Every time I tell someone I was born in Tel Aviv, my wife rolls her eyes. I guess she’s right in a way. The hospital I was born in was in fact in Tel Aviv, “Asuta” hospital, on Jabotinsky St. But my folks lived in Ra’anana at the time, 20 minutes away. So, basically that’s where I spent my first few years. Later on, I had a great childhood in the city on Mt. Carmel, Haifa.
Since I got out of the army, I’ve managed to live for about 10 years in Tel Aviv, on and off, switching apartments on an almost yearly basis. I often lived quite close to Asuta, and every once in a while as I passed by on my vespa, I couldn’t help but give a quick peek to acknowledge the place where I took my first breath. So, in some wierd way, I see myself as Tel Avivi as they come.
But why is that label so important to me? I guess it’s simply because I love this town so much. TLV turns 100 this year, and the city is gearing up for a big shindig. It should. It has everything. Except for parking, that is (the joke goes that Saddam’s Scuds never landed here because they couldn’t find a space). OK, and the weather during the summer can be intolerable, I know. Sometimes it seems like even the smallest effort, like lifting an espresso, can make you break into a sweat. And I know, I know, the rent is as high as the Upper West Side. I know… But more than anything, TLV is simply cool. Good ‘ole Fonzy cool. Even the NYTimes dubbed it the capital of Mediterranean cool.
When I lived in the adjacent suburb of Givatayim, I remember the feeling I had when crossing over the Ayalon freeway into Tel Aviv. It just has a different vibe to it. And you can barely see the difference between the two cities, all the buildings look exactly the same. But you can feel it. Kind of like how you feel when you enter Manhattan. I know, Tel Aviv ain’t no Manhattan. But it’s the closest thing we got. And it ain’t too shabby, if you don’t mind me saying…
Probably my favorite part is the beach. I don’t know many large cities around the world where the beach is practically walking distance from any part of town. And it’s a great beach. And you can go in the winter, too. Because there really isn’t a winter in Tel Aviv to begin with. The Med does the city well, kind of an offset to the ugly, boring architecture (except for a few Bauhaus gems here and there).
Actually, just about everyting in TLV is in walking distance. It’s only about 50 square km big, and only has a population of 400,000. But it’s the capital of a much larger metropolis surrounding it, of almost 3 miliion people. Some would say it’s the capital of the country, and I would agree. But that might anger a few (of my readers?). Because everyone outside of TLV says we live in a bubble, that we don’t know anything else about the rest of Israel, about the “world that’s out there”. That all we care about are our newspapers, our theaters, our cinemas, our rock shows, our cafes, restaurants, the amazing nightlife. All these are usually mentioned in one breath with the words “Shenkin St.” (the street that seems to epitomize Tel Aviv to outsiders), in the most derogatory tone you’ve ever heard. I swear, people can sound so venomous and snake-like when they say it: “Ohhhh, you Tel Avivis and your cafes on SSSSShhhhhenkin……”
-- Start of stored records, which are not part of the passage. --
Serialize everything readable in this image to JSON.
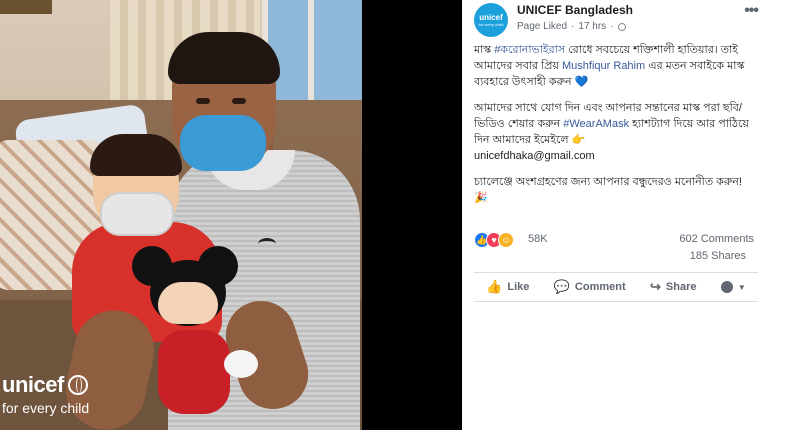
{
  "photo": {
    "brand_word": "unicef",
    "tagline": "for every child"
  },
  "post": {
    "avatar_text": "unicef",
    "avatar_sub": "for every child",
    "page_name": "UNICEF Bangladesh",
    "status": "Page Liked",
    "time": "17 hrs",
    "more_label": "•••",
    "paragraph1_a": "মাস্ক ",
    "hashtag1": "#করোনাভাইরাস",
    "paragraph1_b": " রোধে সবচেয়ে শক্তিশালী হাতিয়ার। তাই আমাদের সবার প্রিয় ",
    "mention": "Mushfiqur Rahim",
    "paragraph1_c": " এর মতন সবাইকে মাস্ক ব্যবহারে উৎসাহী করুন ",
    "paragraph1_emoji": "💙",
    "paragraph2_a": "আমাদের সাথে যোগ দিন এবং আপনার সন্তানের মাস্ক পরা ছবি/ভিডিও শেয়ার করুন ",
    "hashtag2": "#WearAMask",
    "paragraph2_b": " হ্যাশট্যাগ দিয়ে আর পাঠিয়ে দিন আমাদের ইমেইলে ",
    "paragraph2_emoji": "👉",
    "email": "unicefdhaka@gmail.com",
    "paragraph3": "চ্যালেঞ্জে অংশগ্রহণের জন্য আপনার বন্ধুদেরও মনোনীত করুন! ",
    "paragraph3_emoji": "🎉",
    "reactions_count": "58K",
    "comments_count": "602 Comments",
    "shares_count": "185 Shares",
    "actions": {
      "like": "Like",
      "comment": "Comment",
      "share": "Share"
    }
  },
  "icons": {
    "like": "thumbs-up-icon",
    "comment": "speech-bubble-icon",
    "share": "share-arrow-icon",
    "audience": "audience-icon"
  },
  "colors": {
    "link": "#385898",
    "avatar_bg": "#1ca0dc",
    "like_react": "#1877f2",
    "love_react": "#f33e58"
  }
}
I couldn’t care less about those people. Let them say what they want. If Tel Aviv is a bubble, than it’s a bubble of culture in a land that hasn’t much appreciation for it, a bubble of liberalism in a land where conservatives and religious fanatics seem to be multiplying like rabbits (see latest election results), a bubble of secularism in a land surrounded by people willing to die for mud and rocks, a bubble of sanity. Now that’s my kind of bubble. Please, don’t let it burst…